That message will start at the main entrance with a broad, protective canopy. A tall, glass curtain wall will flood the lobby space with daylight and a concierge will greet and direct individuals from a hospitality-inspired reception desk. An undulating, warm wood ceiling with biophilic textural wall panels will further contribute to the sense of refuge and healing.

Space planning for mental health facilities

To support the various needs of the patients presenting at the 81,600-square-foot facility, the HMHI Crisis Care Center has a carefully planned sequencing of spaces.

While some patients could be presenting for care voluntarily through the main entrance, others may arrive via police or ambulance in a more dysregulated state. A separate, more discreet and higher-security entrance serves these higher acuity patients, yet still mirrors the finishes and incorporates the warm design touches of the main entrance to promote dignity in this area as well.

Inside the facility, the triage and assessment area will then be accessed through a secure vestibule.

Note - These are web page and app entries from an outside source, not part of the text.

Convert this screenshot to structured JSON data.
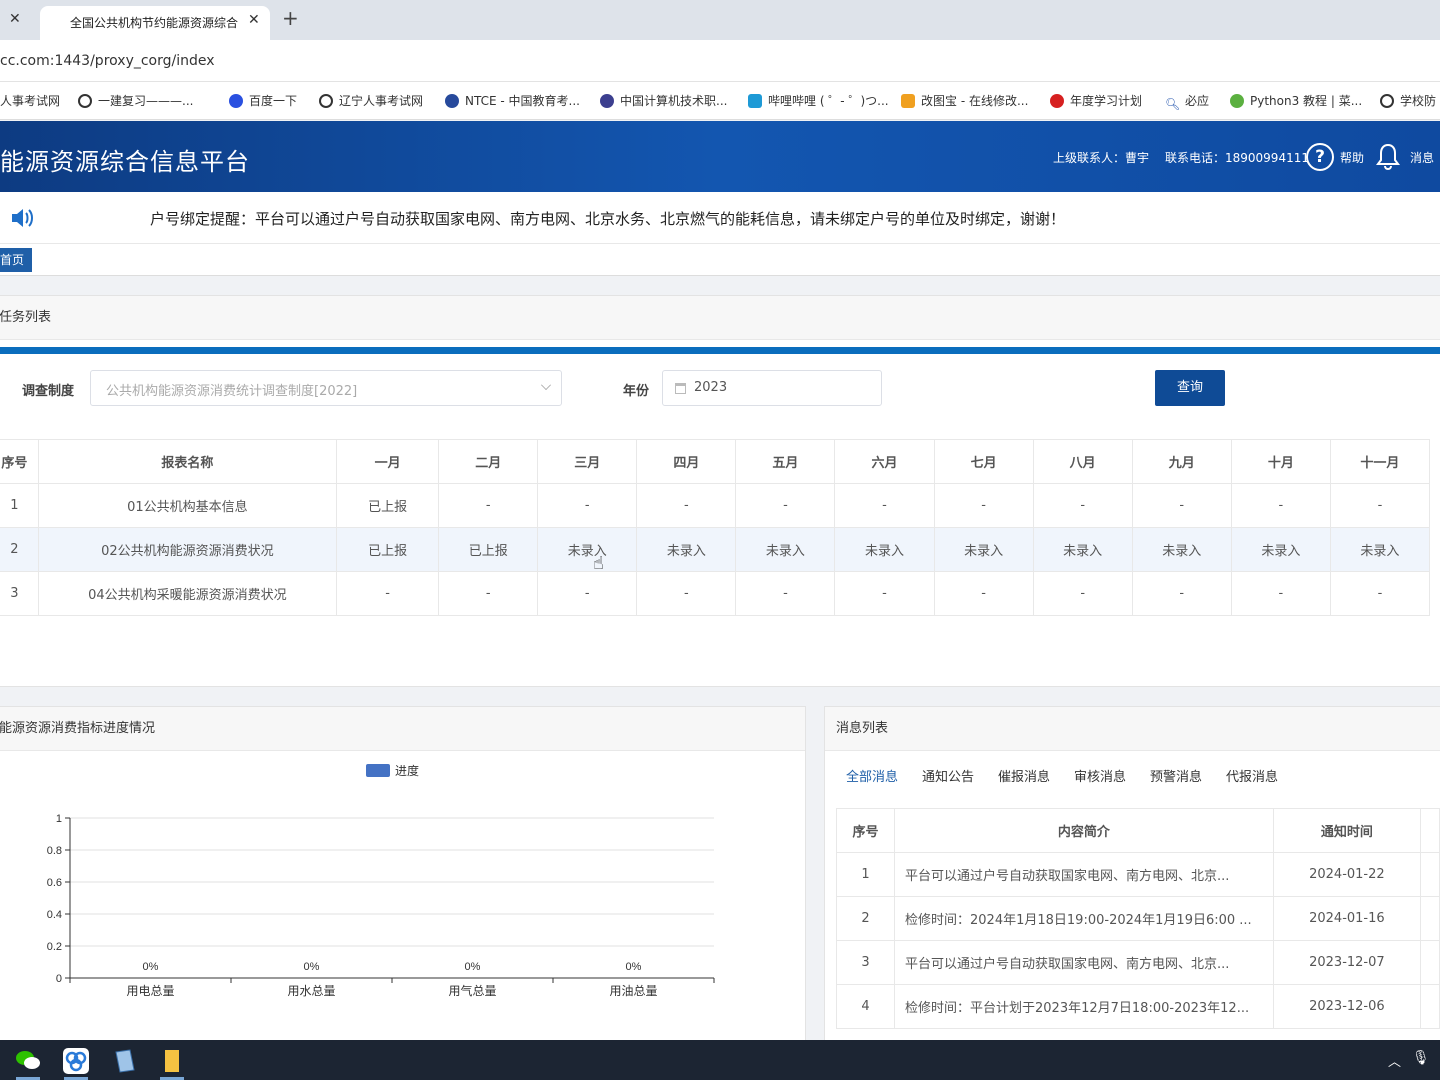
{
  "browser": {
    "tab_title": "全国公共机构节约能源资源综合",
    "url": "cc.com:1443/proxy_corg/index",
    "bookmarks": [
      "人事考试网",
      "一建复习———...",
      "百度一下",
      "辽宁人事考试网",
      "NTCE - 中国教育考...",
      "中国计算机技术职...",
      "哔哩哔哩 ( ゜- ゜)つ...",
      "改图宝 - 在线修改...",
      "年度学习计划",
      "必应",
      "Python3 教程 | 菜...",
      "学校防"
    ]
  },
  "header": {
    "title": "能源资源综合信息平台",
    "contact_label": "上级联系人：曹宇",
    "phone_label": "联系电话：18900994111",
    "help_label": "帮助",
    "msg_label": "消息"
  },
  "notice": "户号绑定提醒：平台可以通过户号自动获取国家电网、南方电网、北京水务、北京燃气的能耗信息，请未绑定户号的单位及时绑定，谢谢！",
  "breadcrumb": "首页",
  "task_panel": {
    "title": "任务列表",
    "survey_label": "调查制度",
    "survey_value": "公共机构能源资源消费统计调查制度[2022]",
    "year_label": "年份",
    "year_value": "2023",
    "query_button": "查询",
    "columns": [
      "序号",
      "报表名称",
      "一月",
      "二月",
      "三月",
      "四月",
      "五月",
      "六月",
      "七月",
      "八月",
      "九月",
      "十月",
      "十一月"
    ],
    "rows": [
      [
        "1",
        "01公共机构基本信息",
        "已上报",
        "-",
        "-",
        "-",
        "-",
        "-",
        "-",
        "-",
        "-",
        "-",
        "-"
      ],
      [
        "2",
        "02公共机构能源资源消费状况",
        "已上报",
        "已上报",
        "未录入",
        "未录入",
        "未录入",
        "未录入",
        "未录入",
        "未录入",
        "未录入",
        "未录入",
        "未录入"
      ],
      [
        "3",
        "04公共机构采暖能源资源消费状况",
        "-",
        "-",
        "-",
        "-",
        "-",
        "-",
        "-",
        "-",
        "-",
        "-",
        "-"
      ]
    ]
  },
  "progress_panel": {
    "title": "能源资源消费指标进度情况"
  },
  "chart_data": {
    "type": "bar",
    "categories": [
      "用电总量",
      "用水总量",
      "用气总量",
      "用油总量"
    ],
    "series": [
      {
        "name": "进度",
        "values": [
          0,
          0,
          0,
          0
        ],
        "color": "#4472c4"
      }
    ],
    "data_labels": [
      "0%",
      "0%",
      "0%",
      "0%"
    ],
    "y_ticks": [
      "0",
      "0.2",
      "0.4",
      "0.6",
      "0.8",
      "1"
    ],
    "ylim": [
      0,
      1
    ],
    "legend": "top-center",
    "grid": true
  },
  "message_panel": {
    "title": "消息列表",
    "tabs": [
      "全部消息",
      "通知公告",
      "催报消息",
      "审核消息",
      "预警消息",
      "代报消息"
    ],
    "active_color": "#1f5fa8",
    "columns": [
      "序号",
      "内容简介",
      "通知时间"
    ],
    "rows": [
      [
        "1",
        "平台可以通过户号自动获取国家电网、南方电网、北京...",
        "2024-01-22"
      ],
      [
        "2",
        "检修时间：2024年1月18日19:00-2024年1月19日6:00 ...",
        "2024-01-16"
      ],
      [
        "3",
        "平台可以通过户号自动获取国家电网、南方电网、北京...",
        "2023-12-07"
      ],
      [
        "4",
        "检修时间：平台计划于2023年12月7日18:00-2023年12...",
        "2023-12-06"
      ]
    ]
  }
}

Wood ceilings and cabinetry, textural wall panels, and layers of lighting will help ease the transition to triage.

A centralized observation area at the center of three distinct receiving pods will allow staff greater flexibility to position patients based on care needs. With patients separated by diagnosis or acuity level, the separate pods can also help voluntary patients feel safer, less stressed, and less fearful.

Holistic services for mental health patients

Comprehensive support services at the HMHI Crisis Care Center will elevate the care for patients with a holistic focus. A mental health clinic on-site will offer immediate counseling while bridging patients to more dedicated, long-term therapy providers and options.

Physical health and basic needs support will be accommodated through a small medical clinic, dental clinic, and legal services. These specific services are tailored to address the common needs of the patient population experiencing acute crisis situations.

An acute stabilization area on the third floor will provide a safe, designated space where staff can manage patients and patients can find more privacy. The unit will be divided into separate neighborhoods with different color schemes and motifs, which allows both patients and caregivers a clear sense of orientation.

Access to open air and nature can be an essential component of patients’ care regimens, particularly in regions like Utah that are surrounded by landscapes and natural beauty. HMHI Crisis Care Center will include ample views of the surrounding landscape and access to outdoor healing gardens.

The gardens will provide a therapeutic and calming area for patients to relax, feel secure, and experience the positive effects of nature through carefully selected landscape materials, varied textural paths, and thoughtful groundcover choices.

Expanding mental health care

Looking beyond its patients’ current situations and to the broader mental health field, the HMHI Crisis Care Center will also be a site for training the next generations of crisis care professionals, including social workers, nurses, psychologists, psychiatrists, and more.

An integrated research component will gather and disseminate data to support caregivers in implementing new findings into clinical practice.

In addition, the facility will include areas for community outreach, training, and education to teach others about mental health and how to care for loved ones. Not only does the outreach program extend the sphere of care for individual patients, but it also shapes and helps reinforce the critical notion that mental health treatment is, indeed, healthcare.

While there are still steps to be taken to make mental health treatment more accessible and widely available, facilities like the HMHI Crisis Care Center are demonstrating a positive step forward.

Facility design should do what it can to help eliminate the perception of mental illness as something to be hidden or criminalized, reducing the stigma of seeking care and improving patient outcomes.

Michael Dolan, AIA, ACHA, EDAC, is a principal architect at FFKR Architects (Salt Lake City) and can be reached at mdolan@ffkr.com. Sydnie Young, SCCID, NCIDQ, EDAC, is a senior associate interior designer at FFKR Architects and can be reached at syoung@ffkr.com.